I met up with Josh O’Farrell Hurley using Zoom during audiomo, a monthly social audio challenge. We created two video clips, one for Twitter that also went to Josh’s Soundcloud account and another for Flickr. The one for Twitter was similar to a clip Ray Garraud and Ernie Hartley made using their Backpack Studio app. You can also create threaded audio commentary by using Limor or Swell.
I asked Josh what he has noticed about the interesting network of people who participate in the annual audiomo challenge. Josh has made several new connections on his Twitter, Facebook, and LinkedIn accounts. He discovered “some of them would like and repost” his audio clips. This contrasts to last year when Josh often felt he was “just shouting into the void. I wasn't getting a lot of replies.”
This year, Josh has changed the way he subtitles his content. When he cross-posts his links from SoundCloud to Facebook and Twitter, he accompanies the links with expanded caption, some containing questions or calls to action.
I normally use audio platforms that serve content with RSS feeds. Services like Buzzsprout, Spreaker, Audioboom, Anchor, and Libsyn generate RSS and that means larger aggregators such as Amazon Music, Google Podcasts, Apple Podcasts, and Spotify pick up the audio clips and extend your reach. SoundCloud, Limor or Twitter Audio don’t generate RSS feeds so that means the audio you make with those services remains inside their respective silos. One of the work arounds to this constraint could be to post (or embed) the audiomo clips into a free service like Blogger, Tumblr, or WordPress.
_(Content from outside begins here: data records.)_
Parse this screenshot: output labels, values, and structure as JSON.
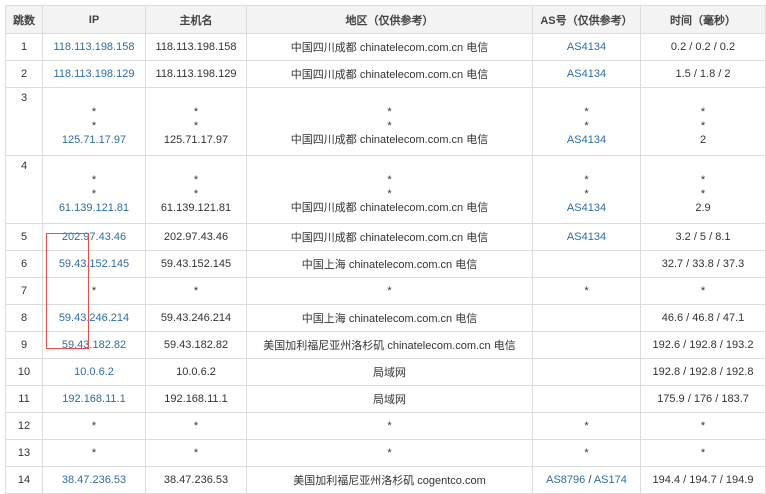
{
  "headers": {
    "hop": "跳数",
    "ip": "IP",
    "host": "主机名",
    "region": "地区（仅供参考）",
    "as": "AS号（仅供参考）",
    "time": "时间（毫秒）"
  },
  "rows": [
    {
      "hop": "1",
      "ip": "118.113.198.158",
      "host": "118.113.198.158",
      "region": "中国四川成都 chinatelecom.com.cn 电信",
      "as": "AS4134",
      "time": "0.2 / 0.2 / 0.2"
    },
    {
      "hop": "2",
      "ip": "118.113.198.129",
      "host": "118.113.198.129",
      "region": "中国四川成都 chinatelecom.com.cn 电信",
      "as": "AS4134",
      "time": "1.5 / 1.8 / 2"
    },
    {
      "hop": "3",
      "ip": "125.71.17.97",
      "host": "125.71.17.97",
      "region": "中国四川成都 chinatelecom.com.cn 电信",
      "as": "AS4134",
      "time": "2",
      "star": "*"
    },
    {
      "hop": "4",
      "ip": "61.139.121.81",
      "host": "61.139.121.81",
      "region": "中国四川成都 chinatelecom.com.cn 电信",
      "as": "AS4134",
      "time": "2.9",
      "star": "*"
    },
    {
      "hop": "5",
      "ip": "202.97.43.46",
      "host": "202.97.43.46",
      "region": "中国四川成都 chinatelecom.com.cn 电信",
      "as": "AS4134",
      "time": "3.2 / 5 / 8.1"
    },
    {
      "hop": "6",
      "ip": "59.43.152.145",
      "host": "59.43.152.145",
      "region": "中国上海 chinatelecom.com.cn 电信",
      "as": "",
      "time": "32.7 / 33.8 / 37.3"
    },
    {
      "hop": "7",
      "ip": "*",
      "host": "*",
      "region": "*",
      "as": "*",
      "time": "*"
    },
    {
      "hop": "8",
      "ip": "59.43.246.214",
      "host": "59.43.246.214",
      "region": "中国上海 chinatelecom.com.cn 电信",
      "as": "",
      "time": "46.6 / 46.8 / 47.1"
    },
    {
      "hop": "9",
      "ip": "59.43.182.82",
      "host": "59.43.182.82",
      "region": "美国加利福尼亚州洛杉矶 chinatelecom.com.cn 电信",
      "as": "",
      "time": "192.6 / 192.8 / 193.2"
    },
    {
      "hop": "10",
      "ip": "10.0.6.2",
      "host": "10.0.6.2",
      "region": "局域网",
      "as": "",
      "time": "192.8 / 192.8 / 192.8"
    },
    {
      "hop": "11",
      "ip": "192.168.11.1",
      "host": "192.168.11.1",
      "region": "局域网",
      "as": "",
      "time": "175.9 / 176 / 183.7"
    },
    {
      "hop": "12",
      "ip": "*",
      "host": "*",
      "region": "*",
      "as": "*",
      "time": "*"
    },
    {
      "hop": "13",
      "ip": "*",
      "host": "*",
      "region": "*",
      "as": "*",
      "time": "*"
    },
    {
      "hop": "14",
      "ip": "38.47.236.53",
      "host": "38.47.236.53",
      "region": "美国加利福尼亚州洛杉矶 cogentco.com",
      "as": "AS8796",
      "as_sep": " / ",
      "as2": "AS174",
      "time": "194.4 / 194.7 / 194.9"
    }
  ],
  "colors": {
    "link": "#2e6da4",
    "border": "#dddddd",
    "header_bg": "#f3f3f3",
    "highlight": "#e34d4d"
  }
}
Josh and I know people are slow to change the way they get their content. They might have habits where they get their news primarily from Facebook so they won’t buy a subscription to a mainstream newspaper such as The Irish Times. People enjoy their watering holes and they often have habits that cause them to open their screens and scroll for content.
My information workflow revolves around extensible watering holes because I want to pull high quality information into services such as Feedly or Pocket or Instapaper. These aggregators do their best work with RSS feeds. These services have been running for more than 10 years. They are structural parts of the internet. They help me manage a wide cross-section of content.
Part of Josh’s job involves making content for Spearline, a successful communications services company located in Skibbereen, County Cork. As a Spearline Podcast Creator, Josh hones his audio skills through month-long challenges such as audiomo.
“I got a new microphone,” Josh told me. “It’s a Maona USB mic. I got it from Amazon because of its low price and fantastic quality.” It’s a condenser cardioid mic optimised for podcasting.
I mentioned that I have a flight case with foam cut-outs for my audio gear and it’s quite handy having a separate container for the mics and cables. We talked about audio content we’re making for audiomo. I can tell Josh is experimenting with various workflows. I’m trying to talk about old tech I want to use in the autumn semester and lately, I’ve started playing with an old Ricoh Theta S camera. Some people have heard and seen what I’m doing and they’ve chastised me for my camera choice. I politely told them I’ve had the camera for more than four years and it’s been scratched by several students who borrowed it.
I’m also using a well-worn Zoom H6 recorder because I plan to connect it to four XLR cables and use it in a lecture hall setting to quickly get high quality audio segments for revision material. In this scenario, I could have 60-80 people seated in a socially distanced auditorium with microphones passed down a row to capture responses to overhead questions.
The text for this blog post was originally generated by Microsoft Azure from the MP3 file of the Zoom session. You can hear the unedited version on the Soundwave-Knight Soundcloud account or on the Topgold YouTube account. If you have questions or comments, please reach out to Josh O’Farrell Hurley or Bernard Goldbach on LinkedIn.
[Bernie Goldbach teaches creative media for business on the Clonmel Digital Campus.]